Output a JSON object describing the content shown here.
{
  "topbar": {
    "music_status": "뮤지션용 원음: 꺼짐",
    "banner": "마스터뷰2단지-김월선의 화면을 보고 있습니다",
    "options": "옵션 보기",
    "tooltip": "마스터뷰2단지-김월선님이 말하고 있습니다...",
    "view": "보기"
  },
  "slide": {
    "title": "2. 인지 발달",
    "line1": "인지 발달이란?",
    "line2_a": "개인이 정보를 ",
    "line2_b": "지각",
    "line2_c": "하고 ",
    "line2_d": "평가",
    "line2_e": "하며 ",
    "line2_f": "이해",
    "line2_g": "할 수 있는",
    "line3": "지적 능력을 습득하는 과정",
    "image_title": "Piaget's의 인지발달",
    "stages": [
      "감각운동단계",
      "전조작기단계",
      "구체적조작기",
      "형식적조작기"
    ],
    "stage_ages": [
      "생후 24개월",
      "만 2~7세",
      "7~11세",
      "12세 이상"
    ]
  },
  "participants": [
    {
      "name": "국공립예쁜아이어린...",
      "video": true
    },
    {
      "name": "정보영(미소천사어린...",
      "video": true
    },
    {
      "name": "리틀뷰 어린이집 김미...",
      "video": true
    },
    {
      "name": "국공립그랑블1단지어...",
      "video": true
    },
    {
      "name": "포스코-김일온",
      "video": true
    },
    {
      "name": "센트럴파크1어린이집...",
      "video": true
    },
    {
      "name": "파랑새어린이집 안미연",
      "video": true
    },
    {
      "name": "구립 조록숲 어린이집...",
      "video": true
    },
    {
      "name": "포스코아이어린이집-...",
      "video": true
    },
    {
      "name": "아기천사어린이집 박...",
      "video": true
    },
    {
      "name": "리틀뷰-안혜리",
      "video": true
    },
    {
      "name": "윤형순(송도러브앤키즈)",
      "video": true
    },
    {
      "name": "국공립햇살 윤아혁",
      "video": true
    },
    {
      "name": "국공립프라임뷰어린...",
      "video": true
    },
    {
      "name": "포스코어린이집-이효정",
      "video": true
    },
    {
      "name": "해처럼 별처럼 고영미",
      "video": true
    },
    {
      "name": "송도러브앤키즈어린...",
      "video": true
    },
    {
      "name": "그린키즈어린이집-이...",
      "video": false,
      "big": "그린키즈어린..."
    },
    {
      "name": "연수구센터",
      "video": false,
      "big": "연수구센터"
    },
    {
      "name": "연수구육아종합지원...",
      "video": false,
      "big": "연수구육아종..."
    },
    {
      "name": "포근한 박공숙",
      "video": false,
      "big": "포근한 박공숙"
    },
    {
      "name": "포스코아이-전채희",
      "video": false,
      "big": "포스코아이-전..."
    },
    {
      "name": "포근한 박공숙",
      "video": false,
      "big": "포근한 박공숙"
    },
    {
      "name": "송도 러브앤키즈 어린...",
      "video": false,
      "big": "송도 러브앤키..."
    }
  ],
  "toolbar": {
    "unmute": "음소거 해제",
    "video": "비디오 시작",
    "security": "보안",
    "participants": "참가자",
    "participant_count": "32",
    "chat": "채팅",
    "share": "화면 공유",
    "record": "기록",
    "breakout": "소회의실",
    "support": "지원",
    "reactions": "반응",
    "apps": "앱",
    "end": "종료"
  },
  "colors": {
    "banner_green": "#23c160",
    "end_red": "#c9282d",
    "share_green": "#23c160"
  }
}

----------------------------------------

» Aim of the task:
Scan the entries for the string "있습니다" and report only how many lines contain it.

» Answer to this problem:
2